About five children are born with MLD each year in England. Those whose MLD starts before 30 months deteriorate quickly and usually die between the ages of five and eight.
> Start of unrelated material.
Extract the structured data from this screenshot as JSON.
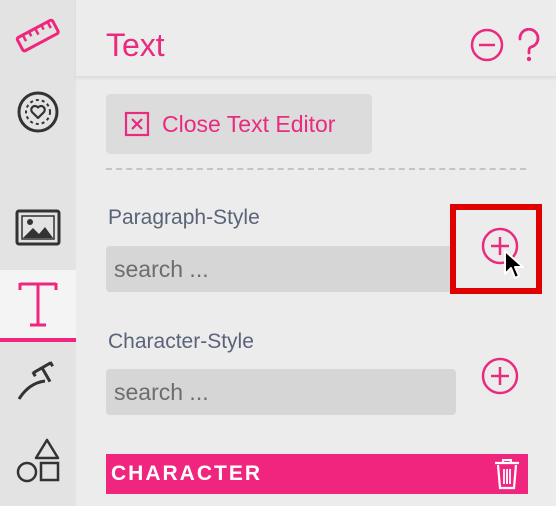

Those whose condition begins between 30 months and six years have a life expectancy of 10 to 20 years more.

Libmeldy is available on the NHS at the Royal Manchester children’s hospital, one of just five European sites administering the treatment.

“It is wonderful to be involved in this breakthrough moment and deliver a gene therapy which will transform outcomes for patients with MLD,” said Prof Rob Wynn, director of the paediatric bone marrow transplant programme at the Royal Manchester.

“Being able to offer this first licensed treatment as part of NHS standard of care and, crucially, transform Teddi’s life has been an exciting experience for all of us involved here in Manchester – staff, researchers, patients and families.”